Aviastroitel logo in 2006

Disappointed with the outcome of the competition, the Mechta group found consolation in the enthusiasm of Americans who attended with their Roberts Cygnet design. They had great interest in the simple Russian glider and indicated that the North American market was right for such an aircraft for solo training and Club class flying. Known as the "Russia glider' and later simply as the "Russia", production was begun under the designation Aviastroitel AC-4 Russia. One of the three prototypes was purchased at the competition and imported into the US as a Fedorov Russia and demand quickly appeared. A US distributor, Russia 12.6 was set up to demonstrate the aircraft and sign up dealers. The Russian cooperative was reformed into a production company, taking the name Aircraft Builders, or Aviastroitel in Russian. It was under the Aviastroitel banner that most of the aircraft came to North America and became well-known.[3][4][6][7][8][9][10][11]

In 1994 US distribution was transferred to Mechta Sailplanes, LLC, which imported 18 Russia gliders into the US. In response Aviastroitel created a second set of molds and started a second assembly line in Penza, giving a total production capacity of 48 AC-4s per year.[4]

In 1997 William Ayd became US distributor under the name Russia Sailplanes, Inc. to market the expanding line of Aviastroitel gliders and motor gliders and the two companies enjoyed a successful partnership.[4]

Aviastroitel continued production of AC-4 Russias and developed the AC-5M motor glider from the AC-4 and the new AC-6 FAI 15 Metre Class glider. By 2002 the company had produced over 100 gliders, most of them being shipped to the US, with smaller numbers sold in Canada, Greece, Holland and New Zealand and the United Kingdom. The company even developed their AC-5M motor glider into the AC-5MP unmanned aerial vehicle.[3][4]

Then, in 2002. the Russian government adopted new standards for industrial production. The company could comply, but it made production non-profitable. The company ceased production and concentrated on a new two-seat touring motor glider model, the AC-7M, moving future manufacturing off shore. Due to the problems with the new standards the relationship between the US-based Russia Sailplanes and Aviastroitel was ended.[3][4]
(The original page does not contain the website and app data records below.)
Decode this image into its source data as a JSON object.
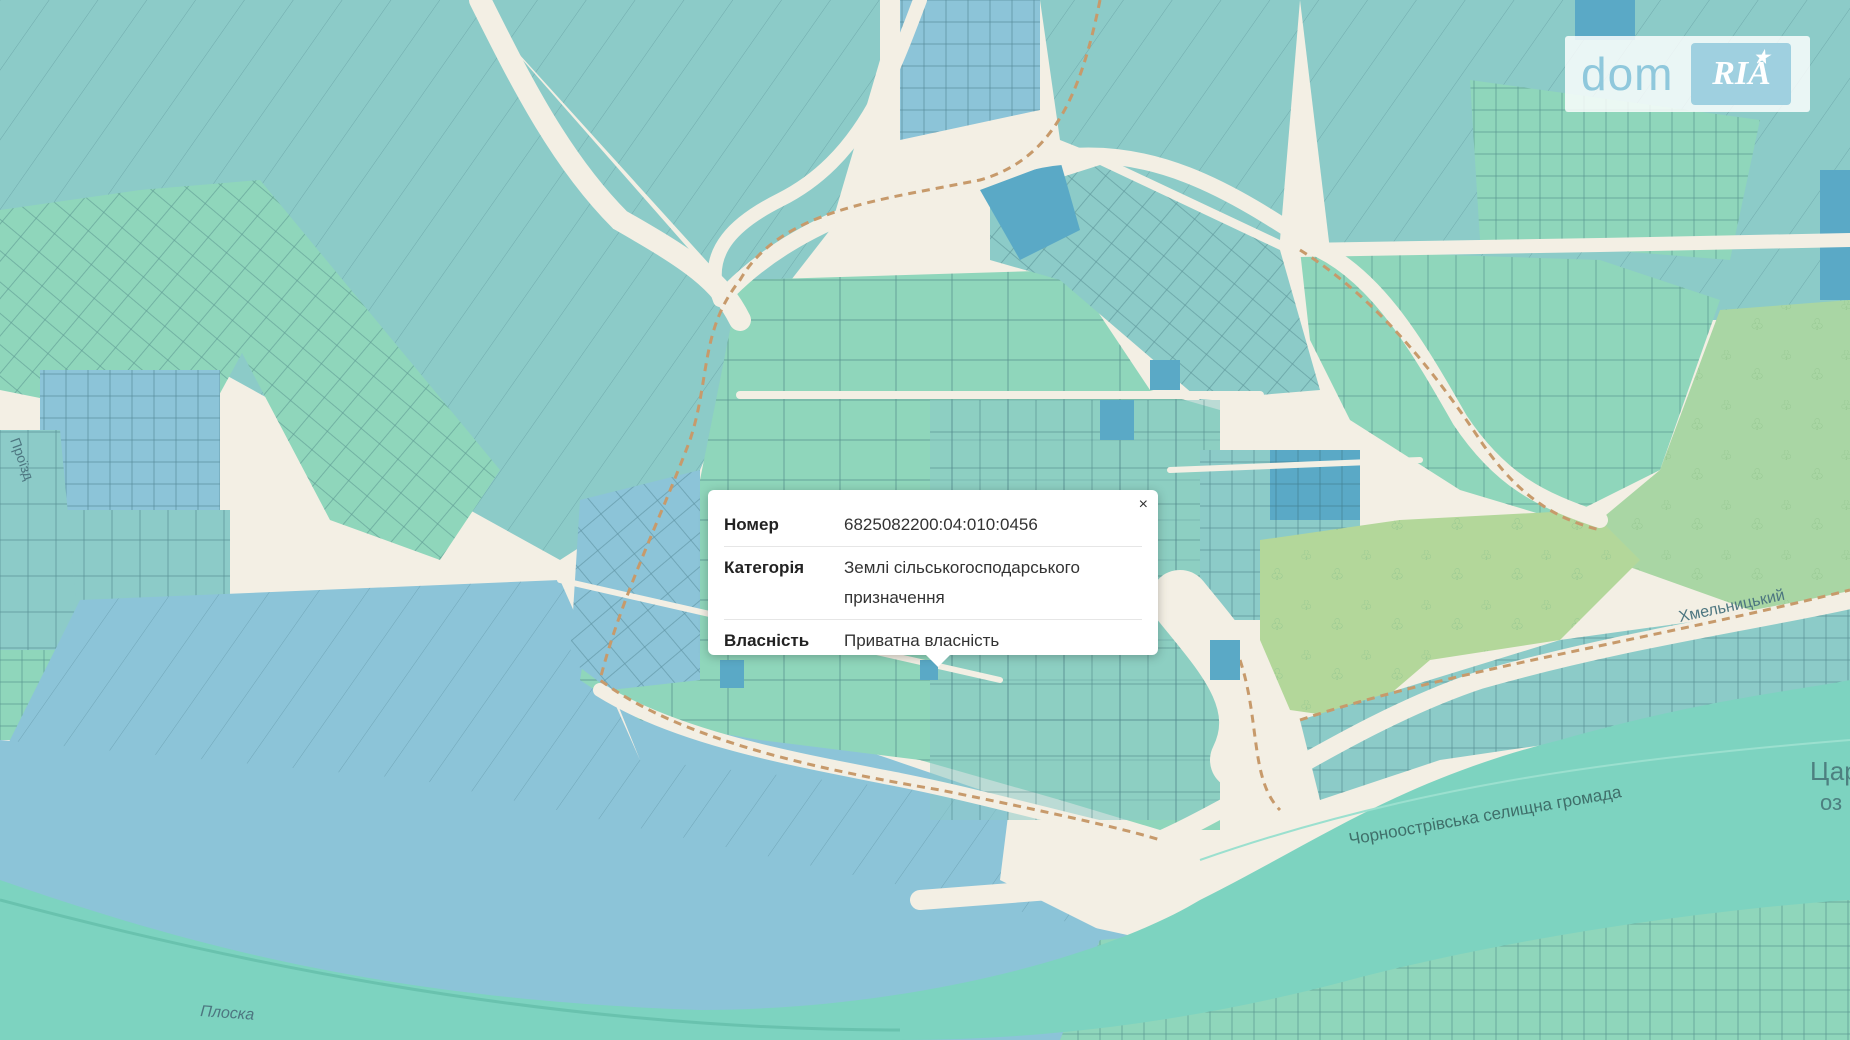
{
  "logo": {
    "text_dom": "dom",
    "text_ria": "RIA"
  },
  "popup": {
    "close_label": "×",
    "rows": [
      {
        "label": "Номер",
        "value": "6825082200:04:010:0456"
      },
      {
        "label": "Категорія",
        "value": "Землі сільськогосподарського призначення"
      },
      {
        "label": "Власність",
        "value": "Приватна власність"
      }
    ]
  },
  "map_labels": {
    "river_plosca": "Плоска",
    "community": "Чорноострівська селищна громада",
    "road_khmelnytskyi": "Хмельницький",
    "edge_tsar": "Цар",
    "edge_oz": "оз",
    "left_road": "Проїзд"
  },
  "colors": {
    "parcel_green": "#8fd6bb",
    "parcel_teal": "#8ccbc8",
    "parcel_blue": "#8cc4d8",
    "parcel_dark": "#5aa9c6",
    "water": "#7dd3c0",
    "forest": "#a9d6a4",
    "road": "#f3efe4",
    "parcel_line": "#2e5e6a"
  }
}
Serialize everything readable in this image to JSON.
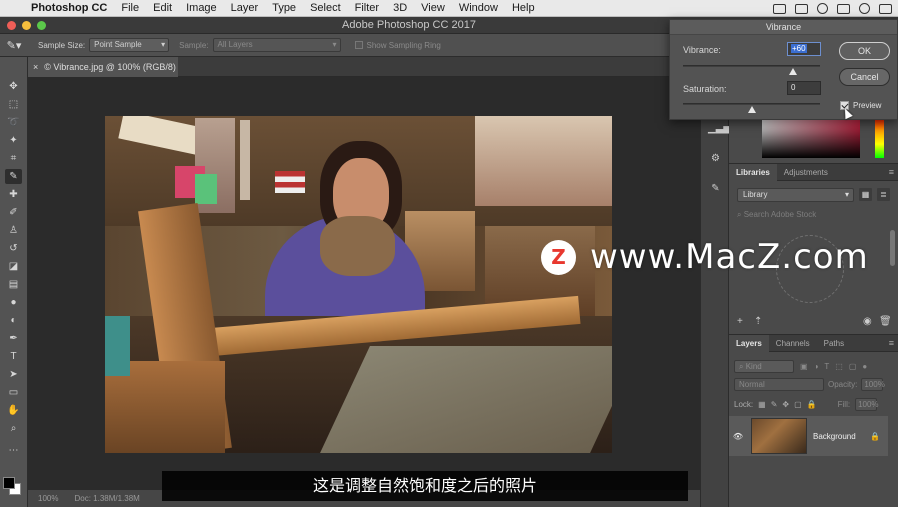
{
  "menubar": {
    "app": "Photoshop CC",
    "items": [
      "File",
      "Edit",
      "Image",
      "Layer",
      "Type",
      "Select",
      "Filter",
      "3D",
      "View",
      "Window",
      "Help"
    ]
  },
  "titlebar": {
    "title": "Adobe Photoshop CC 2017"
  },
  "options": {
    "sample_size_label": "Sample Size:",
    "sample_size_value": "Point Sample",
    "sample_label": "Sample:",
    "sample_value": "All Layers",
    "sampling_ring_label": "Show Sampling Ring"
  },
  "document": {
    "tab_label": "© Vibrance.jpg @ 100% (RGB/8)",
    "close_glyph": "×",
    "zoom": "100%",
    "doc_size": "Doc: 1.38M/1.38M"
  },
  "vibrance_dialog": {
    "title": "Vibrance",
    "vibrance_label": "Vibrance:",
    "vibrance_value": "+60",
    "vibrance_level": 60,
    "saturation_label": "Saturation:",
    "saturation_value": "0",
    "saturation_level": 0,
    "ok_label": "OK",
    "cancel_label": "Cancel",
    "preview_label": "Preview",
    "preview_checked": true
  },
  "libraries_panel": {
    "tabs": [
      "Libraries",
      "Adjustments"
    ],
    "active_tab": "Libraries",
    "library_select": "Library",
    "search_placeholder": "Search Adobe Stock"
  },
  "layers_panel": {
    "tabs": [
      "Layers",
      "Channels",
      "Paths"
    ],
    "active_tab": "Layers",
    "filter_kind": "Kind",
    "blend_mode": "Normal",
    "opacity_label": "Opacity:",
    "opacity_value": "100%",
    "lock_label": "Lock:",
    "fill_label": "Fill:",
    "fill_value": "100%",
    "layer_name": "Background"
  },
  "watermark": {
    "logo_letter": "Z",
    "text": "www.MacZ.com"
  },
  "subtitle": "这是调整自然饱和度之后的照片",
  "colors": {
    "accent": "#3b6ed1",
    "menubar": "#e9e9e9",
    "panel": "#535353"
  }
}
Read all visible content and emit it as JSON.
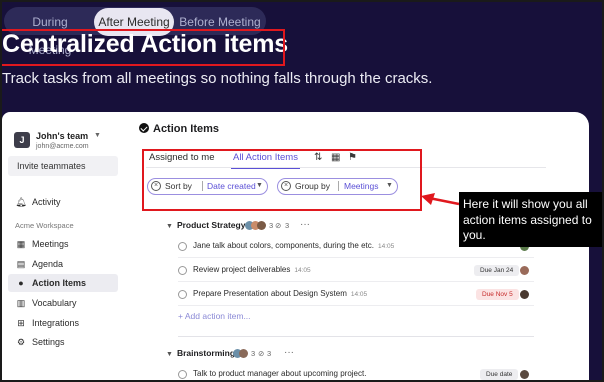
{
  "segments": [
    "During Meeting",
    "After Meeting",
    "Before Meeting"
  ],
  "active_segment": 1,
  "headline": "Centralized Action items",
  "subheadline": "Track tasks from all meetings so nothing falls through the cracks.",
  "sidebar": {
    "team_initial": "J",
    "team_name": "John's team",
    "team_email": "john@acme.com",
    "invite_label": "Invite teammates",
    "activity_label": "Activity",
    "section_label": "Acme Workspace",
    "items": [
      {
        "label": "Meetings",
        "icon": "calendar-icon"
      },
      {
        "label": "Agenda",
        "icon": "document-icon"
      },
      {
        "label": "Action Items",
        "icon": "check-circle-icon"
      },
      {
        "label": "Vocabulary",
        "icon": "book-icon"
      },
      {
        "label": "Integrations",
        "icon": "puzzle-icon"
      },
      {
        "label": "Settings",
        "icon": "gear-icon"
      }
    ]
  },
  "main": {
    "title": "Action Items",
    "tabs": [
      "Assigned to me",
      "All Action Items"
    ],
    "active_tab": 1,
    "filters": [
      {
        "key": "Sort by",
        "value": "Date created"
      },
      {
        "key": "Group by",
        "value": "Meetings"
      }
    ],
    "groups": [
      {
        "name": "Product Strategy",
        "count": "3",
        "tasks": [
          {
            "text": "Jane talk about colors, components, during the etc.",
            "time": "14:05",
            "badge": ""
          },
          {
            "text": "Review project deliverables",
            "time": "14:05",
            "badge": "Due Jan 24"
          },
          {
            "text": "Prepare Presentation about Design System",
            "time": "14:05",
            "badge": "Due Nov 5"
          }
        ],
        "add_label": "Add action item..."
      },
      {
        "name": "Brainstorming",
        "count": "3",
        "tasks": [
          {
            "text": "Talk to product manager about upcoming project.",
            "time": "",
            "badge": "Due date"
          }
        ]
      }
    ],
    "ellipsis": "···"
  },
  "callout": "Here it will show you all action items assigned to you.",
  "colors": {
    "accent": "#5b50d6",
    "highlight": "#e0181e",
    "background": "#17103a"
  }
}
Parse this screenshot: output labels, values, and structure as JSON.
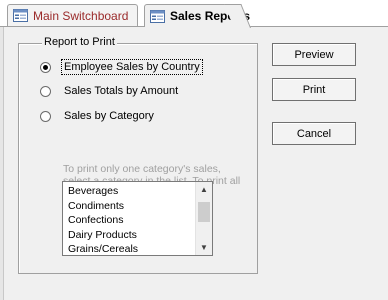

Work on the AC-7M started in 2002 and it first flew in 2005. Development of this model continued though 2009. In 2010 the company was reorganized as Glider Air Craft Ltd and the AC-4, 5, 6, 7 and 7M were returned to production. Development of the AC-8 glider and motor glider was started in 2010.[3]

Aircraft[edit]

Summary of aircraft built by Aviastroitel and Glider Air Craft Ltd
Model name First flight Number built Type
AC-4 1993 60 Glider and motor glider
AC-5M 1999 35 Motor glider
AC-6 Glider
AC-7 glider
AC-7M 2006 motor glider
AC-8 under development (2010) glider and motor glider

References[edit]

  1. ^ Glider Air Craft (2010). "In Our Days". Retrieved 10 October 2011. 
  2. ^ Glider Air Craft (2010). "Locations". Retrieved 10 October 2011. 
  3. ^ a b c d e f g h Glider Air Craft (2009). "Our History". Retrieved 7 October 2011. 
  4. ^ a b c d e f g h Aviastroitel (2006). "This Russian enterprise Aviastroitel". Retrieved 7 October 2011. 
  5. ^ Bertrand, Noel; Rene Coulon; et al: World Directory of Leisure Aviation 2003-04, page 54. Pagefast Ltd, Lancaster OK, 2003. ISSN 1368-485X
  6. ^ a b Activate Media (2006). "Russia AC-4 Aircraft Cooperative Mechta". Archived from the original on 24 February 2014. Retrieved 10 August 2011. 
  7. ^ Federal Aviation Administration (August 2011). "Make / Model Inquiry Results". Retrieved 10 August 2011. 
  8. ^ Federal Aviation Administration (October 2011). "Make / Model Inquiry Results". Retrieved 10 October 2011. 
  9. ^ Federal Aviation Administration (October 2011). "Make / Model Inquiry Results". Retrieved 10 October 2011. 
  10. ^ Federal Aviation Administration (October 2011). "Make / Model Inquiry Results N599RH". Retrieved 10 October 2011. 
  11. ^ Transport Canada (August 2011). "Canadian Civil Aircraft Register". Archived from the original on 18 July 2011. Retrieved 10 August 2011. 

External links[edit]